Thursday, 2 September 2010

Baby steps in Haskell

After lots of reading and sometimes comprehending over an embarrassingly long time, I now have a very limited but actually working piece of code in a functional language.

Usually, when trying to learn a new language, the hardest thing is deciding on a vaguely pointful thing to build as the learning experience. Not this time. I wanted to create a library for dealing with DICOM medical imaging data. The format's complex enough (lots of optional stuff, various encoding schemes, heirarchical object layout, etc) to be interesting and there are few really good parsers out there for it in procedural languages I'm used to.

There probably still won't be a good one for Haskell when I've finished but I'm hoping to have learned a lot. It's certainly been very hard going getting even this far but the following is a fragment of the output from my first efforts:

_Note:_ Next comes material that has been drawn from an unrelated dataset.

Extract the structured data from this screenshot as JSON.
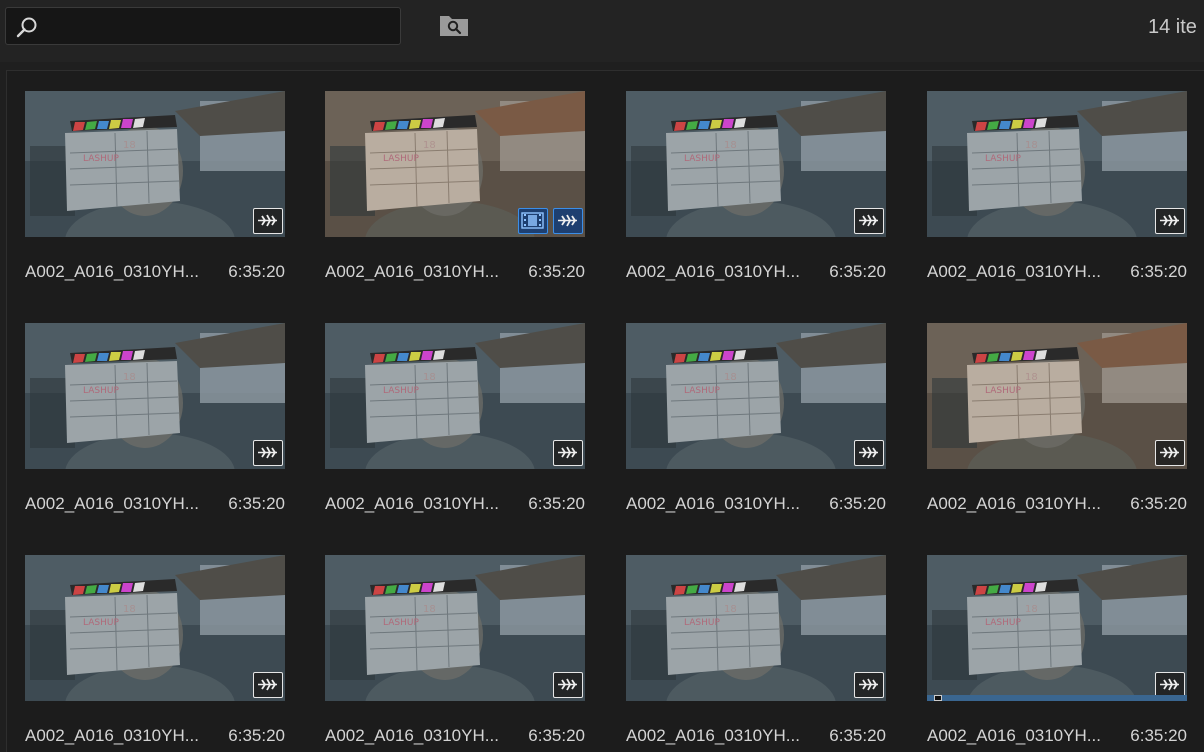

Prelude: 0000000000000000000000000 ... 000
Magic: DICM
[ (0002,0000) UL [4] "\192\NUL\NUL\NUL"
, (0002,0001) OB [2] "\NUL\SOH"
, (0002,0002) UI [26] "1.2.840.10008.\NUL"
, (0002,0003) UI [56] "\NUL"
, (0002,0010) UI [20] "1.2.840.10008.1.2.1\NUL"
, (0002,0012) UI [20] ""
, (0002,0013) SH [16] "XXXXXXX"
[ (0008,0005) CS [10] "ISO_IR 100"
, (0008,0008) CS [22] "ORIGINAL\\PRIMARY\\M\\ND "
, (0008,0012) DA [8] "2009XXXX"
, (0008,0013) TM [14] "140340.156000 "
, (0008,0016) UI [26] "1.2.840.10008.\NUL"

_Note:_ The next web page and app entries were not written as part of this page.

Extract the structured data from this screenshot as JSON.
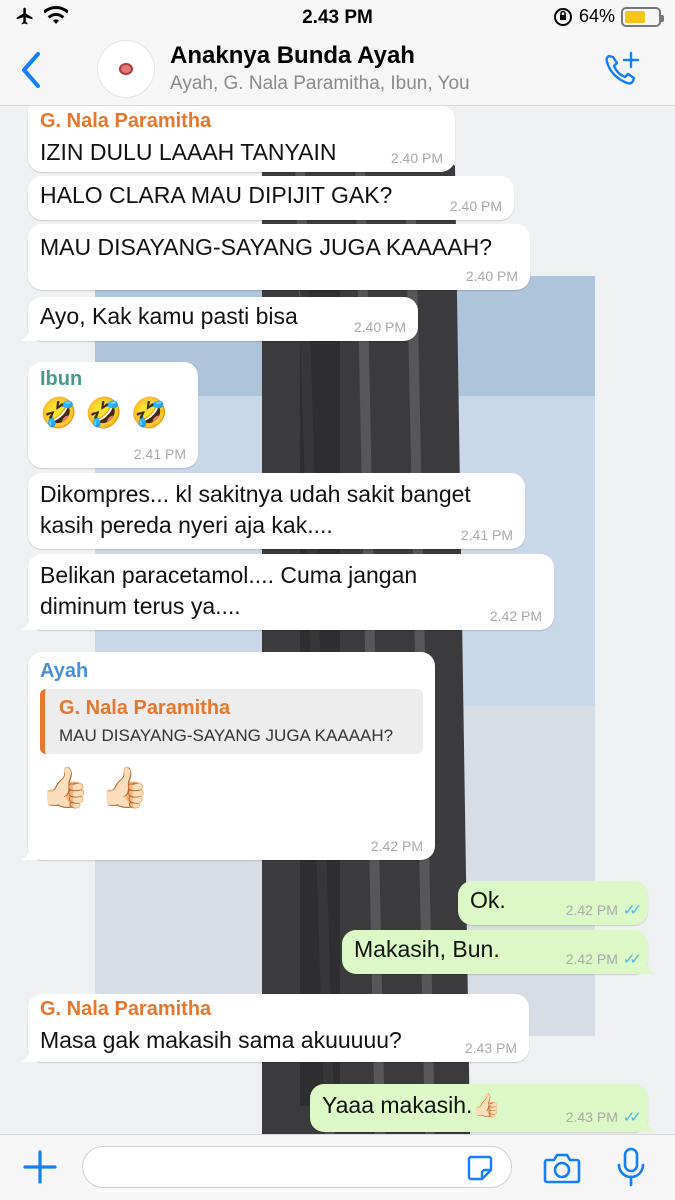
{
  "status_bar": {
    "time": "2.43 PM",
    "battery": "64%",
    "battery_level": 0.64
  },
  "header": {
    "title": "Anaknya Bunda Ayah",
    "subtitle": "Ayah, G. Nala Paramitha, Ibun, You"
  },
  "colors": {
    "accent": "#147efb",
    "outgoing": "#dcf8c6",
    "incoming": "#ffffff",
    "sender_nala": "#e8762d",
    "sender_ibun": "#4a9a8c",
    "sender_ayah": "#4a8fd9",
    "read_ticks": "#4fb6ec"
  },
  "messages": [
    {
      "sender": "G. Nala Paramitha",
      "text": "IZIN DULU LAAAH TANYAIN",
      "time": "2.40 PM"
    },
    {
      "text": "HALO CLARA MAU DIPIJIT GAK?",
      "time": "2.40 PM"
    },
    {
      "text": "MAU DISAYANG-SAYANG JUGA KAAAAH?",
      "time": "2.40 PM"
    },
    {
      "text": "Ayo, Kak kamu pasti bisa",
      "time": "2.40 PM"
    },
    {
      "sender": "Ibun",
      "emoji": "🤣🤣🤣",
      "time": "2.41 PM"
    },
    {
      "text_line1": "Dikompres... kl sakitnya udah sakit banget",
      "text_line2": "kasih pereda nyeri aja kak....",
      "time": "2.41 PM"
    },
    {
      "text_line1": "Belikan paracetamol.... Cuma jangan",
      "text_line2": "diminum terus ya....",
      "time": "2.42 PM"
    },
    {
      "sender": "Ayah",
      "quote_name": "G. Nala Paramitha",
      "quote_text": "MAU DISAYANG-SAYANG JUGA KAAAAH?",
      "emoji": "👍🏻👍🏻",
      "time": "2.42 PM"
    },
    {
      "text": "Ok.",
      "time": "2.42 PM"
    },
    {
      "text": "Makasih, Bun.",
      "time": "2.42 PM"
    },
    {
      "sender": "G. Nala Paramitha",
      "text": "Masa gak makasih sama akuuuuu?",
      "time": "2.43 PM"
    },
    {
      "text": "Yaaa makasih.👍🏻",
      "time": "2.43 PM"
    }
  ],
  "icons": [
    "back-icon",
    "call-add-icon",
    "plus-icon",
    "sticker-icon",
    "camera-icon",
    "mic-icon"
  ]
}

Doesn't look like much but it's decoded the group and element info (0002,0001) etc, the value representation (UI, CS, OB, etc) and correctly parsed the right number of bytes for the value. It's also split the file into the encapsulation (prelude, magic and metadata) and the actual DICOM object.

Ok, there's no error handling, it only knows one encoding scheme, doesn't grok heirarchical objects and there's no error handling but it's only 140 lines of code. A good third of that formats it nicely for printing on the console though so under 100 lines for a parser just blows me away. For what it does, that's probably excessively verbose but first it needs to work, then it can be refined and finally, if necessary, it can be made faster.

I don't think I've ever been so pleased with so little code before :o Haskell is very expressive but OMG has it been hard work learning to write even this little bit :/

Wednesday, 7 July 2010

Truth Stinks

I wish I could claim this as my own:

"You can't polish a turd but glitter sticks to one extremely well"

I'm sure everyone can think of at least one unpolished turd in their lives, whether nationwide political or "that pillock at the office", which the glitter has stuck to but somehow doesn't disguise the awful smell...

Personally speaking, the quote reminded me of the last 13 years of Labour government and deluded worship of an invisible sky fairy, er, I mean, religion.